“We must note at the outset that the usage and understanding of ‘faith’ in earliest Christianity stands at some distance from this proposal. As we have seen, the New Testament authors without exception speak of believing in Jesus Christ as the means by which God grants salvation. Only five texts in the New Testament speak of the ‘faithfulness of Christ’ using the adjective pistos, [faith] a paucity which stands in stark contrast to the approximately 400 (both implicit and direct) references to faith in Christ in the New Testament.” Christ, Our Righteousness: Paul’s Theology of Justification.
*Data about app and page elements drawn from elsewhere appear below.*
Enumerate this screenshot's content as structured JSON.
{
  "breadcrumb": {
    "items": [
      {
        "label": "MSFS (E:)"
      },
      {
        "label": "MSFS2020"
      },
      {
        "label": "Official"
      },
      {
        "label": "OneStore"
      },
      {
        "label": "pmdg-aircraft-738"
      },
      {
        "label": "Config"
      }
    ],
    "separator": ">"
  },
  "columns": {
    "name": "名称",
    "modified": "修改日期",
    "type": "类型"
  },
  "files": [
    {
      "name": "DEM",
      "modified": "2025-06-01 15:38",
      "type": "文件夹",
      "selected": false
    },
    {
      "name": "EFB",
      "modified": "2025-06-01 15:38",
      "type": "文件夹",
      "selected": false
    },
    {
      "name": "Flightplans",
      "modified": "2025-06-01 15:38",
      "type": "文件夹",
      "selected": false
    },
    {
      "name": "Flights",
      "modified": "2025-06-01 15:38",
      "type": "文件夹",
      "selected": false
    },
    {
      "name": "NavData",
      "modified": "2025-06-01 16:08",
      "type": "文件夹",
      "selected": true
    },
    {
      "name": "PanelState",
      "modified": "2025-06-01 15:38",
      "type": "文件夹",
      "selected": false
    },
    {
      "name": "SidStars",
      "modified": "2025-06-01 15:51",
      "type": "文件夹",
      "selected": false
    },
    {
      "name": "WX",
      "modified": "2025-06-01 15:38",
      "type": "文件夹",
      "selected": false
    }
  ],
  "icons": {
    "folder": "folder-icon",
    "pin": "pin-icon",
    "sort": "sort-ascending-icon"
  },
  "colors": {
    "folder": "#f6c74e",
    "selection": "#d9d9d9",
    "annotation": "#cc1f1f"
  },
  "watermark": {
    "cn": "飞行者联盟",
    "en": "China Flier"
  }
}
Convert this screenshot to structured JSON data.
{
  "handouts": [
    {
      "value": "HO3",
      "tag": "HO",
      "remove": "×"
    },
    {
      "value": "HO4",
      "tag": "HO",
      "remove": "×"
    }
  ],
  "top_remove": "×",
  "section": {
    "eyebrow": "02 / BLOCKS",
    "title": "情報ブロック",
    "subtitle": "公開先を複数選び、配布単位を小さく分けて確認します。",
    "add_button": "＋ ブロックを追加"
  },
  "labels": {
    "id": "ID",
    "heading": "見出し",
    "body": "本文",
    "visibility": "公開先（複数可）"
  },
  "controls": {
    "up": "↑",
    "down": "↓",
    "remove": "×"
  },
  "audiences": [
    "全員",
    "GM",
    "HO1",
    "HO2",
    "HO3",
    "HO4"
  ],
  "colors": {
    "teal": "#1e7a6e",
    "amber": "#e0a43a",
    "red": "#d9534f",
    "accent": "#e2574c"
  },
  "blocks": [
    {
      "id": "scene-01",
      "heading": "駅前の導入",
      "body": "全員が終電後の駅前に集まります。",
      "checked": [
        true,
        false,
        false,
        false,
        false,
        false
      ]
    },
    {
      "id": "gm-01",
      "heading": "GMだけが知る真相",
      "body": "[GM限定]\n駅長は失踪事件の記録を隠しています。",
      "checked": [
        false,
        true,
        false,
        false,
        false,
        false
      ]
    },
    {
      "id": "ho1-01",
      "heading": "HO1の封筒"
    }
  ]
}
NSBT. (Downers Grove: Apollos, 2000), 140.
In other words, the vast majority of texts emphasize that believing in Christ as the object of faith is the meaning when we encounter faith and Christ.
Other exegetically significant texts include Romans 3:22, where Paul speaks of “the righteousness of God through faith in Jesus Christ for all who believe.” Those who argue for a subjective genitive would translate this as “through the faithfulness of Jesus Christ.”
In both Romans and Galatians, however, the context argues against this. That is, after Paul has described the faith in Christ/faithfulness of Christ he goes on in Galatians 2:16 to say “so we also have believed in Christ Jesus, in order to be justified by faith in Christ and not by works of the law.” The element of Christ as the object of the believer’s faith is certainly present. Similarly, in Romans 3, if we ask who Paul refers to when he speaks of this redemption in Christ? That is, who is it for? “For all who believe.” As Seifrid notes, to downplay or minimize the necessity of faith in Christ as the object of our trust is to mischaracterize the New Testament data.
While this question may have caused a good bit of consternation among scholars, it is certainly no ivory tower question! What could have more importance for anyone hearing the Gospel than to understand what the substance of its message is? Seeing these passages as calling for faith in Christ does not, however, diminish or negate the truth that the Lord Jesus did indeed carry out the work his father gave him to do, that he was faithful to him who appointed him. He did not shrink back from the suffering or the cross, but humbled himself, according to his father’s will. Upon that faithfulness, our salvation rests. We trust in the Lord because he always did those things that pleased God the Father, including going to the cross. Because he was faithful unto death, this is the foundation of the Gospel call, “Believe in the Lord Jesus Christ, and you will be saved.”
Matt Ferris lives in Wheaton, Illinois and is involved in Bible study ministry in his local church. He is also active in children's ministry and has written a number of hymns. His books include Evangelicals Adrift: Supplanting Scripture with Sacramentalism, If One Uses It Lawfully: The Law of Moses and the Christian Life and Losing Religion, Finding Jesus: Moving beyond Cultural Christianity. He and his wife have been married since 1987 and have four adult children and six grandchildren. He blogs at gentlemantheologian.com. You can follow him on Twitter @ferrismattic.